Thursday, August 3rd, 2006
CNet has a roundup of the state of play in Web 2.0 security, entitled The security risk in Web 2.0. It recaps recent Yahoo! Mail and MySpace worms and points the finger of blame squarely at Ajax:
But AJAX doesn’t just help make Web pages and sites more interactive. It could also provide ways for hackers to hit a Web server and to exploit sites in attacks on visitors, experts said.
I still like Alex Russell’s response to this fear mongering claim from a May eWeek article:
Panelist Alex Russell, co-founder and project lead for The Dojo Toolkit, a popular AJAX framework, said, “It’s worth noting that the fundamental problems with browser security and Web application security haven’t changed in five years-most rely on a single root of trust, and AJAX doesn’t change that. Wider spread use of cross-domain content distribution,” which is not new with AJAX, is part of the issue. “The short version is still, Don’t trust the client.”
If I’ve made you nervous, sadly it’s too late to check out Black Hat USA 2006, which is finishing up today in Las Vegas. They were busy trying to scale the walls of Web 2.0. The schedule shows two talks on AJAX, one entitled AJAX (in)security the other Breaking AJAX Web Applications: Vulns 2.0 in Web 2.0.
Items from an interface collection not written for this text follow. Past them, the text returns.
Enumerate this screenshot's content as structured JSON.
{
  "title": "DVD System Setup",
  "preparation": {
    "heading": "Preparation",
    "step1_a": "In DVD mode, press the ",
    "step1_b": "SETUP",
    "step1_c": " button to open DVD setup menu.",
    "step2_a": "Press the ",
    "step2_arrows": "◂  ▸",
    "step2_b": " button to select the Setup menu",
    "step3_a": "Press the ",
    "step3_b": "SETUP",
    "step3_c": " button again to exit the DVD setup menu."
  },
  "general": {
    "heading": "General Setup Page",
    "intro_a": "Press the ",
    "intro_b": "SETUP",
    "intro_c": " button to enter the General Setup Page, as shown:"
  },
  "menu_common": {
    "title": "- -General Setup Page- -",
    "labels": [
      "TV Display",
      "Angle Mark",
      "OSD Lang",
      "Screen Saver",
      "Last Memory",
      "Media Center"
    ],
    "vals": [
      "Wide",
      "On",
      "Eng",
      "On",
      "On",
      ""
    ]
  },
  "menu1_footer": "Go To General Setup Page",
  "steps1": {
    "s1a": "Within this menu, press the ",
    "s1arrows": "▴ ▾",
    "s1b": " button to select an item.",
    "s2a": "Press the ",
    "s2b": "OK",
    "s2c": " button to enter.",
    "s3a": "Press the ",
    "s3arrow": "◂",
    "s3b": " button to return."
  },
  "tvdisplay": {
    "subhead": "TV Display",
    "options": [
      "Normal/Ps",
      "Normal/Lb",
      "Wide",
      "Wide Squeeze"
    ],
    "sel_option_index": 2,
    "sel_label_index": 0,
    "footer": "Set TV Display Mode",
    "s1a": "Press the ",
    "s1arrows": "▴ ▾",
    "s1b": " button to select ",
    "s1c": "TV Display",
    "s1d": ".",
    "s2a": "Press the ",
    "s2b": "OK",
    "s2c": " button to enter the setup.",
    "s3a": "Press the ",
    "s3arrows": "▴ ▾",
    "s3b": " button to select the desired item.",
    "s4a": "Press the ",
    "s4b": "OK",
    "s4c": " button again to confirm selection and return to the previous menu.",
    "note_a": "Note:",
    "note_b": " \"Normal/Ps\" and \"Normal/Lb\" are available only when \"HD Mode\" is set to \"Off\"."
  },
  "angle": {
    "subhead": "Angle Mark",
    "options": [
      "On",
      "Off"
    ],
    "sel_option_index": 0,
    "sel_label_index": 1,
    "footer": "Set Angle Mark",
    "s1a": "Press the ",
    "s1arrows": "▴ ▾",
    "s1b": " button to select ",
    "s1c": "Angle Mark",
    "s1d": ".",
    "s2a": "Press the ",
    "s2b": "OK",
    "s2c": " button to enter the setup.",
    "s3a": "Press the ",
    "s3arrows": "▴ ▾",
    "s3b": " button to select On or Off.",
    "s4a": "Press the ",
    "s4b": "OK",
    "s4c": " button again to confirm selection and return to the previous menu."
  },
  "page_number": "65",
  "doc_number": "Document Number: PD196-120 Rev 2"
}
We all know how this works: they make you afraid so they can sell you their security products. But there usually is some worth in these presentations. For one, the security firms spend far more time diagnosing and fixing security issues than your average developer. It helps to see what they’ve come across; you’d hate to get hacked for a lack of imagination. Though the presentations are not up on each company’s web site yet, there is one available by Billy Hoffman that gives a good overview of web application security with a focus on Ajax and an analysis of several past and possible worms and viruses.
Posted by Dietrich Kappe at 12:34 pm